Data excerpts
>>>>
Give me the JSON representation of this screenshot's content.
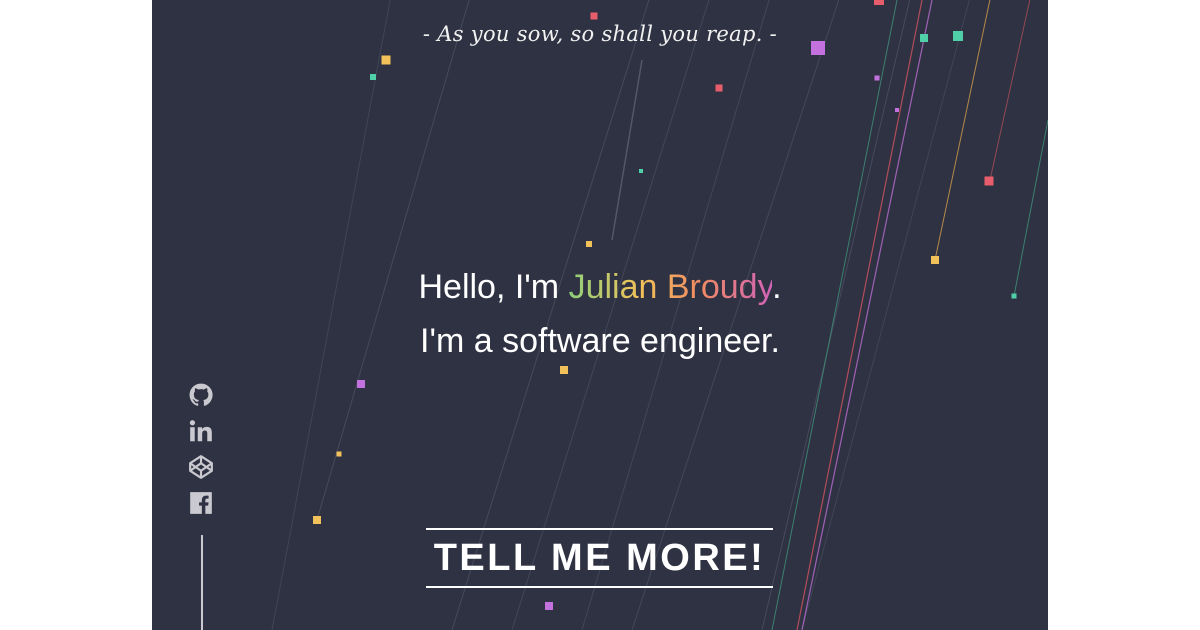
{
  "quote": "- As you sow, so shall you reap. -",
  "headline": {
    "greeting_prefix": "Hello, I'm ",
    "name": "Julian Broudy",
    "greeting_suffix": ".",
    "tagline": "I'm a software engineer."
  },
  "social": [
    {
      "name": "github",
      "icon": "github-icon"
    },
    {
      "name": "linkedin",
      "icon": "linkedin-icon"
    },
    {
      "name": "codepen",
      "icon": "codepen-icon"
    },
    {
      "name": "facebook",
      "icon": "facebook-icon"
    }
  ],
  "cta_label": "TELL ME MORE!",
  "colors": {
    "background": "#2f3242",
    "text": "#ffffff",
    "icons": "#c9c9cf",
    "particles": [
      "#f2c15a",
      "#e85d6b",
      "#c471e0",
      "#4fd0a8"
    ]
  }
}
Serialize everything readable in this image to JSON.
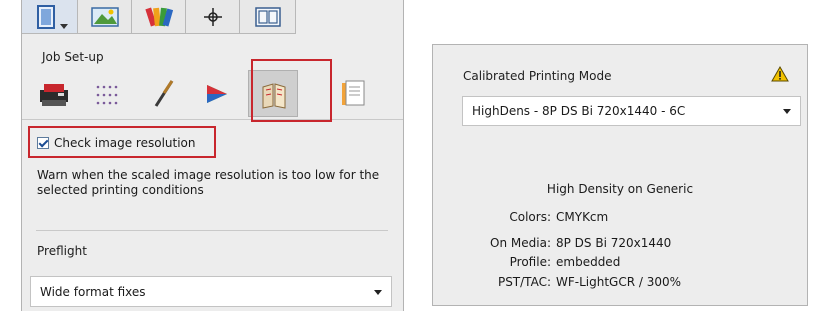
{
  "left_panel": {
    "top_tabs": [
      {
        "icon": "document-settings-icon",
        "has_dropdown": true
      },
      {
        "icon": "image-layout-icon"
      },
      {
        "icon": "color-swatches-icon"
      },
      {
        "icon": "crosshair-icon"
      },
      {
        "icon": "frame-preview-icon"
      }
    ],
    "section_label": "Job Set-up",
    "sub_tabs": [
      {
        "icon": "printer-icon"
      },
      {
        "icon": "grid-dots-icon"
      },
      {
        "icon": "pen-icon"
      },
      {
        "icon": "color-triangle-icon"
      },
      {
        "icon": "book-pages-icon",
        "active": true
      },
      {
        "icon": "document-stack-icon"
      }
    ],
    "check_image_resolution": {
      "label": "Check image resolution",
      "checked": true
    },
    "warning_text": "Warn when the scaled image resolution is too low for the selected printing conditions",
    "preflight": {
      "label": "Preflight",
      "selected": "Wide format fixes"
    }
  },
  "right_panel": {
    "calibrated_label": "Calibrated Printing Mode",
    "warning_icon": "warning-triangle-icon",
    "mode_selected": "HighDens - 8P DS Bi 720x1440 - 6C",
    "info_heading": "High Density on Generic",
    "info_rows": [
      {
        "key": "Colors:",
        "value": "CMYKcm"
      },
      {
        "key": "On Media:",
        "value": "8P DS Bi 720x1440"
      },
      {
        "key": "Profile:",
        "value": "embedded"
      },
      {
        "key": "PST/TAC:",
        "value": "WF-LightGCR  /  300%"
      }
    ]
  },
  "colors": {
    "highlight_red": "#c8262d",
    "panel_bg": "#ededed",
    "warning_yellow": "#f2c200"
  }
}
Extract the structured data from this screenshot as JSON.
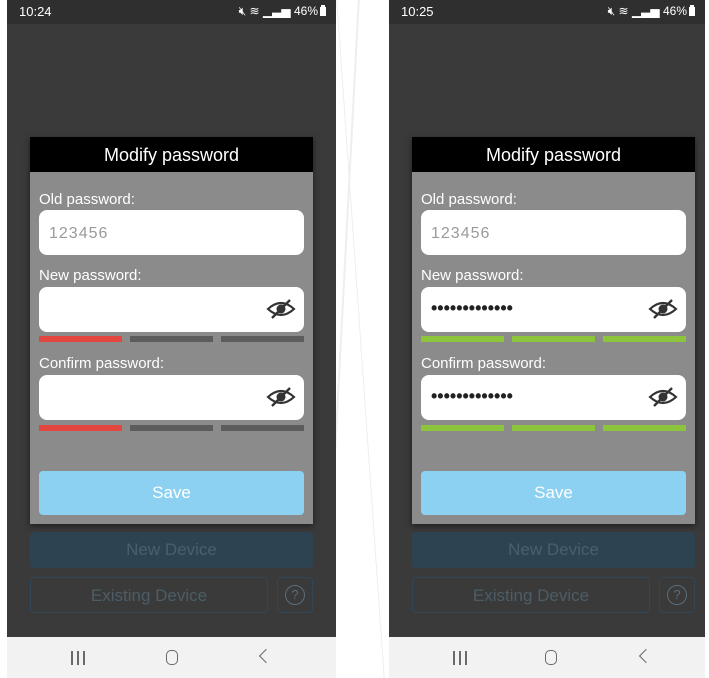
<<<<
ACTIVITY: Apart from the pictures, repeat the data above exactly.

REPLY TO THE TASK:
Give me the JSON representation of this screenshot's content.
{
  "quote": "- As you sow, so shall you reap. -",
  "headline": {
    "greeting_prefix": "Hello, I'm ",
    "name": "Julian Broudy",
    "greeting_suffix": ".",
    "tagline": "I'm a software engineer."
  },
  "social": [
    {
      "name": "github",
      "icon": "github-icon"
    },
    {
      "name": "linkedin",
      "icon": "linkedin-icon"
    },
    {
      "name": "codepen",
      "icon": "codepen-icon"
    },
    {
      "name": "facebook",
      "icon": "facebook-icon"
    }
  ],
  "cta_label": "TELL ME MORE!",
  "colors": {
    "background": "#2f3242",
    "text": "#ffffff",
    "icons": "#c9c9cf",
    "particles": [
      "#f2c15a",
      "#e85d6b",
      "#c471e0",
      "#4fd0a8"
    ]
  }
}
Serialize everything readable in this image to JSON.
{
  "left_panel": {
    "top_tabs": [
      {
        "icon": "document-settings-icon",
        "has_dropdown": true
      },
      {
        "icon": "image-layout-icon"
      },
      {
        "icon": "color-swatches-icon"
      },
      {
        "icon": "crosshair-icon"
      },
      {
        "icon": "frame-preview-icon"
      }
    ],
    "section_label": "Job Set-up",
    "sub_tabs": [
      {
        "icon": "printer-icon"
      },
      {
        "icon": "grid-dots-icon"
      },
      {
        "icon": "pen-icon"
      },
      {
        "icon": "color-triangle-icon"
      },
      {
        "icon": "book-pages-icon",
        "active": true
      },
      {
        "icon": "document-stack-icon"
      }
    ],
    "check_image_resolution": {
      "label": "Check image resolution",
      "checked": true
    },
    "warning_text": "Warn when the scaled image resolution is too low for the selected printing conditions",
    "preflight": {
      "label": "Preflight",
      "selected": "Wide format fixes"
    }
  },
  "right_panel": {
    "calibrated_label": "Calibrated Printing Mode",
    "warning_icon": "warning-triangle-icon",
    "mode_selected": "HighDens - 8P DS Bi 720x1440 - 6C",
    "info_heading": "High Density on Generic",
    "info_rows": [
      {
        "key": "Colors:",
        "value": "CMYKcm"
      },
      {
        "key": "On Media:",
        "value": "8P DS Bi 720x1440"
      },
      {
        "key": "Profile:",
        "value": "embedded"
      },
      {
        "key": "PST/TAC:",
        "value": "WF-LightGCR  /  300%"
      }
    ]
  },
  "colors": {
    "highlight_red": "#c8262d",
    "panel_bg": "#ededed",
    "warning_yellow": "#f2c200"
  }
}
Extract the structured data from this screenshot as JSON.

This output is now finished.